A Twist in the Tale
by George McDonald
You might not recognize some plot elements of early versions of these famous fairy tales.
- Cinderella (Aschenputtel) In the Grimm version, there is no fairy godmother. It is the beautiful tree she planted on her mother's grave that comes to her aid in attending the ball. Cinderella is a passive heroine, rescued from a life of drudgery by the handsome prince.
- Hansel and Gretel (Hänsel und Gretel) Early versions of the story were sanitized to make it more child-friendly, with the evil mother being changed to a stepmother, thus creating the evil-stepmother trope.

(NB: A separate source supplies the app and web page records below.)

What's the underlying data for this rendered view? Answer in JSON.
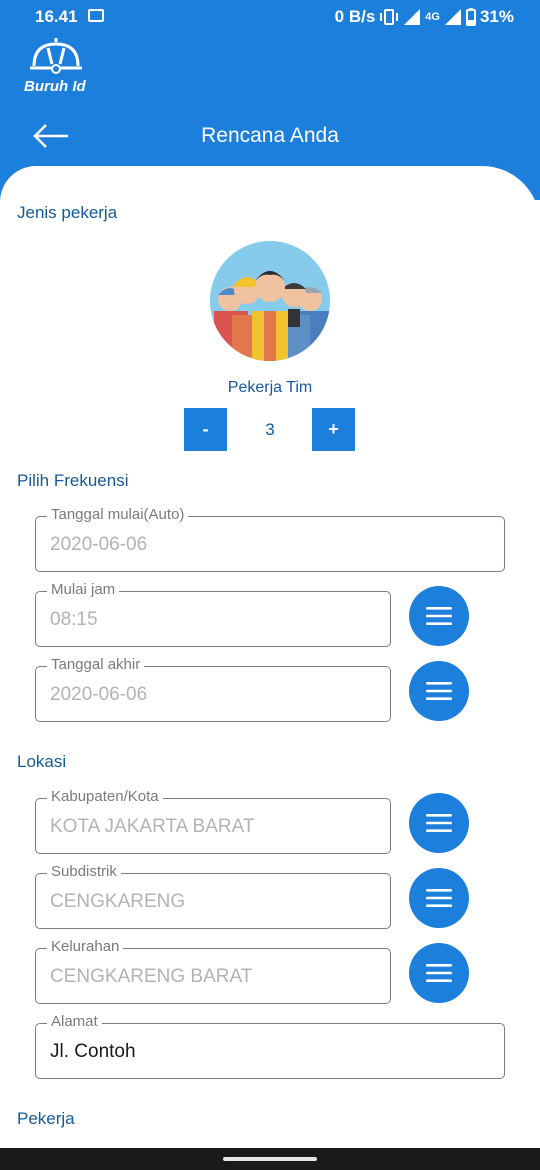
{
  "status_bar": {
    "time": "16.41",
    "net_speed": "0 B/s",
    "network_type": "4G",
    "battery": "31%"
  },
  "header": {
    "logo_text": "Buruh Id",
    "title": "Rencana Anda",
    "back_icon": "arrow-left-icon"
  },
  "worker_type": {
    "section_title": "Jenis pekerja",
    "label": "Pekerja Tim",
    "decrement_label": "-",
    "increment_label": "+",
    "count": "3"
  },
  "frequency": {
    "section_title": "Pilih Frekuensi",
    "fields": [
      {
        "label": "Tanggal mulai(Auto)",
        "value": "2020-06-06"
      },
      {
        "label": "Mulai jam",
        "value": "08:15"
      },
      {
        "label": "Tanggal akhir",
        "value": "2020-06-06"
      }
    ]
  },
  "location": {
    "section_title": "Lokasi",
    "fields": [
      {
        "label": "Kabupaten/Kota",
        "value": "KOTA JAKARTA BARAT"
      },
      {
        "label": "Subdistrik",
        "value": "CENGKARENG"
      },
      {
        "label": "Kelurahan",
        "value": "CENGKARENG BARAT"
      },
      {
        "label": "Alamat",
        "value": "Jl. Contoh"
      }
    ]
  },
  "workers": {
    "section_title": "Pekerja"
  },
  "colors": {
    "primary": "#1c7fdb",
    "section_text": "#155a9a"
  }
}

- Little Red Riding Hood (Rotkäppchen) In the French oral version, the hunter doesn't save Little Red Riding Hood from the Big Bad Wolf -- she distracts the predatory beast herself by performing a striptease, and then escapes. The Grimms sanitized the tale into a warning to children not to stray from the approved path.
- Rapunzel In early versions of this tale, Rapunzel asks why her dress is getting so tight, thus naively revealing to her wicked stepmother that she is pregnant following a dalliance with the prince.